The film is a wonderful piece of cinema that unravels slowly with each scene. There also lies the first problem of Mukherjee's film. The pace, while suitable to the plot development, is often so slow that it exhibits a feeling of pretentiousness.

The director plays the sleight-of-hand moments well by distributing them throughout the plot. However, they are not esoteric enough to not be noticed by a careful watcher, or to mislead the gullible one. The scenes are crafted with enough metaphors and moments that circle to a convenient end. The dialogues are crafted well and say a lot without revealing much. The director's ability to allow the bursts of emotions to be imagined, by focusing away from the actors, add to the film's feel.

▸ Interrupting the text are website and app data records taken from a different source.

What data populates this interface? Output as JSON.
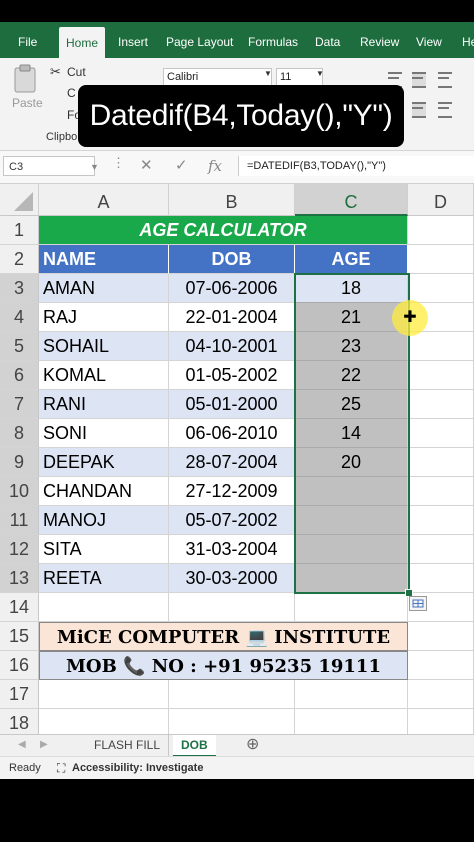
{
  "ribbon": {
    "tabs": [
      "File",
      "Home",
      "Insert",
      "Page Layout",
      "Formulas",
      "Data",
      "Review",
      "View",
      "He"
    ],
    "active_tab": "Home",
    "paste_label": "Paste",
    "cut_label": "Cut",
    "copy_label": "C",
    "format_label": "Fo",
    "clipboard_label": "Clipbo",
    "font_name": "Calibri",
    "font_size": "11"
  },
  "overlay_text": "Datedif(B4,Today(),\"Y\")",
  "formula_bar": {
    "name_box": "C3",
    "cancel_icon": "✕",
    "enter_icon": "✓",
    "fx_label": "fx",
    "formula": "=DATEDIF(B3,TODAY(),\"Y\")"
  },
  "columns": [
    "A",
    "B",
    "C",
    "D"
  ],
  "rows": [
    "1",
    "2",
    "3",
    "4",
    "5",
    "6",
    "7",
    "8",
    "9",
    "10",
    "11",
    "12",
    "13",
    "14",
    "15",
    "16",
    "17",
    "18"
  ],
  "sheet": {
    "title": "AGE CALCULATOR",
    "headers": [
      "NAME",
      "DOB",
      "AGE"
    ],
    "records": [
      {
        "name": "AMAN",
        "dob": "07-06-2006",
        "age": "18"
      },
      {
        "name": "RAJ",
        "dob": "22-01-2004",
        "age": "21"
      },
      {
        "name": "SOHAIL",
        "dob": "04-10-2001",
        "age": "23"
      },
      {
        "name": "KOMAL",
        "dob": "01-05-2002",
        "age": "22"
      },
      {
        "name": "RANI",
        "dob": "05-01-2000",
        "age": "25"
      },
      {
        "name": "SONI",
        "dob": "06-06-2010",
        "age": "14"
      },
      {
        "name": "DEEPAK",
        "dob": "28-07-2004",
        "age": "20"
      },
      {
        "name": "CHANDAN",
        "dob": "27-12-2009",
        "age": ""
      },
      {
        "name": "MANOJ",
        "dob": "05-07-2002",
        "age": ""
      },
      {
        "name": "SITA",
        "dob": "31-03-2004",
        "age": ""
      },
      {
        "name": "REETA",
        "dob": "30-03-2000",
        "age": ""
      }
    ],
    "footer_line1": "MiCE COMPUTER 💻 INSTITUTE",
    "footer_line2": "MOB 📞 NO : +91 95235 19111"
  },
  "sheet_tabs": [
    "FLASH FILL",
    "DOB"
  ],
  "active_sheet": "DOB",
  "add_sheet_icon": "⊕",
  "status": {
    "ready": "Ready",
    "accessibility": "Accessibility: Investigate"
  },
  "colors": {
    "excel_green": "#1e6d3e",
    "title_green": "#19a84a",
    "header_blue": "#4472c4",
    "band_blue": "#dde4f4",
    "footer_peach": "#fbe5d6",
    "age_gray": "#c0c0c0"
  }
}
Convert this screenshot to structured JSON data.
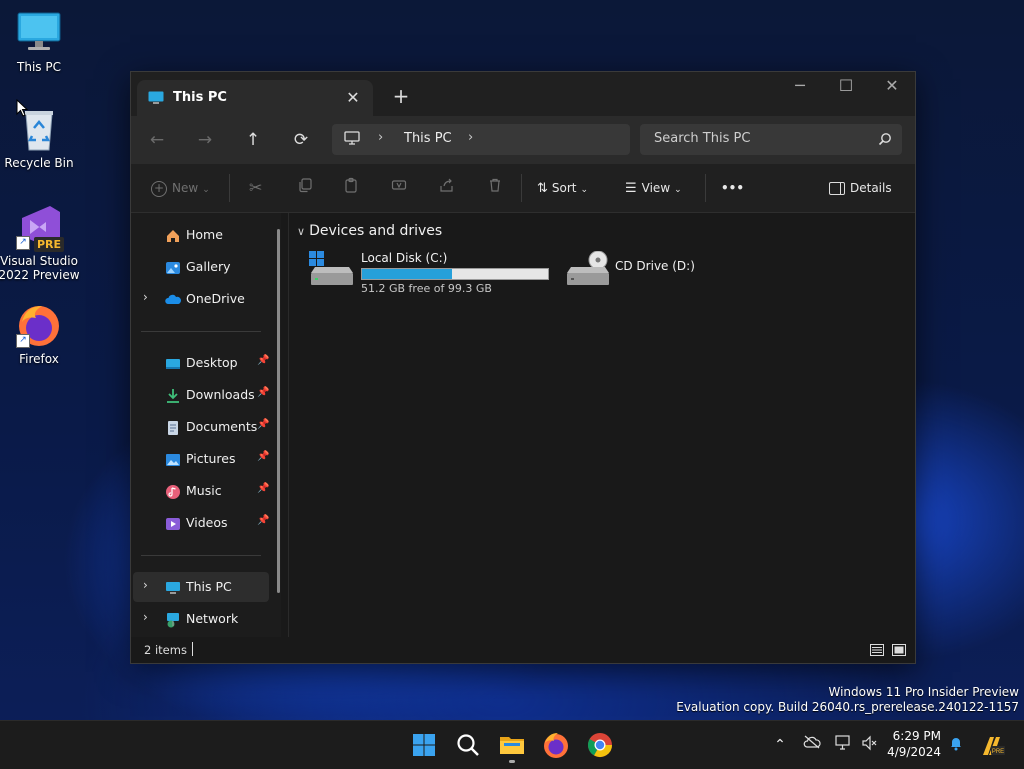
{
  "desktop": {
    "icons": [
      {
        "label": "This PC",
        "icon": "monitor-icon"
      },
      {
        "label": "Recycle Bin",
        "icon": "recycle-bin-icon"
      },
      {
        "label": "Visual Studio 2022 Preview",
        "icon": "visual-studio-icon",
        "badge": "PRE"
      },
      {
        "label": "Firefox",
        "icon": "firefox-icon"
      }
    ]
  },
  "window": {
    "tab_title": "This PC",
    "address": {
      "location": "This PC"
    },
    "search": {
      "placeholder": "Search This PC"
    },
    "toolbar": {
      "new_label": "New",
      "sort_label": "Sort",
      "view_label": "View",
      "more_label": "•••",
      "details_label": "Details"
    },
    "sidebar": {
      "items": [
        {
          "label": "Home",
          "icon": "home-icon"
        },
        {
          "label": "Gallery",
          "icon": "gallery-icon"
        },
        {
          "label": "OneDrive",
          "icon": "onedrive-icon"
        },
        {
          "label": "Desktop",
          "icon": "desktop-folder-icon"
        },
        {
          "label": "Downloads",
          "icon": "downloads-icon"
        },
        {
          "label": "Documents",
          "icon": "documents-icon"
        },
        {
          "label": "Pictures",
          "icon": "pictures-icon"
        },
        {
          "label": "Music",
          "icon": "music-icon"
        },
        {
          "label": "Videos",
          "icon": "videos-icon"
        },
        {
          "label": "This PC",
          "icon": "this-pc-icon"
        },
        {
          "label": "Network",
          "icon": "network-icon"
        }
      ]
    },
    "content": {
      "group_title": "Devices and drives",
      "drives": [
        {
          "name": "Local Disk (C:)",
          "free_text": "51.2 GB free of 99.3 GB",
          "used_fraction": 0.484
        },
        {
          "name": "CD Drive (D:)"
        }
      ]
    },
    "status": {
      "items_text": "2 items"
    }
  },
  "watermark": {
    "line1": "Windows 11 Pro Insider Preview",
    "line2": "Evaluation copy. Build 26040.rs_prerelease.240122-1157"
  },
  "taskbar": {
    "clock_time": "6:29 PM",
    "clock_date": "4/9/2024"
  },
  "colors": {
    "accent": "#26a0da",
    "window_bg": "#191919",
    "toolbar_bg": "#202020"
  }
}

The acting is the high point of Rukh. Bajpayee, while making a special appearance, is scattered through the film's duration, making his character appear the idealistic father shouldering the burden of his sorrow. His character is the film's soul, and a mirror to Dhruv's constant anger. Bajpayee delivers his performance with the nonchalance of a gifted craftsman going about his daily routine.

Tambe delivers fantastically well as the mother who knows the secret but continues to maintain a facade for the sake of her child. But it is Gourav who steals the show as the angry, confused young man in search of the truth. His portrayal of a youth who recognizes the masks of his parents' expressions a little too late is wonderful. The actor, who has already won plaudits for his role in Mom (2017), delivers another wonderful performance that keeps the film together.

The controlled and understated performances enhance the unravelling of the plot and make it worth every penny for the audience.

Mukherjee deserves praise for portraying the struggle of a teenager to be treated as an adult, to be told the problems of his family before it is too late.

The psychological tension of the drama, its unfolding, the craft of acting in the film make it a wonderful piece of work. However, the slow pace of the film is a serious drawback. Often, there is little or nothing happening in scenes which might make it difficult for an audience which lives on Twitter updates every 30 seconds.

Rukh is a lot like life. It is not satisfactory in its answers, or absolutely boring in its occurrence. It is bitter-sweet, confusing, but in the end, you accept it with a sigh.

Here is an interview Cinestaan.com did with the cast of Rukh: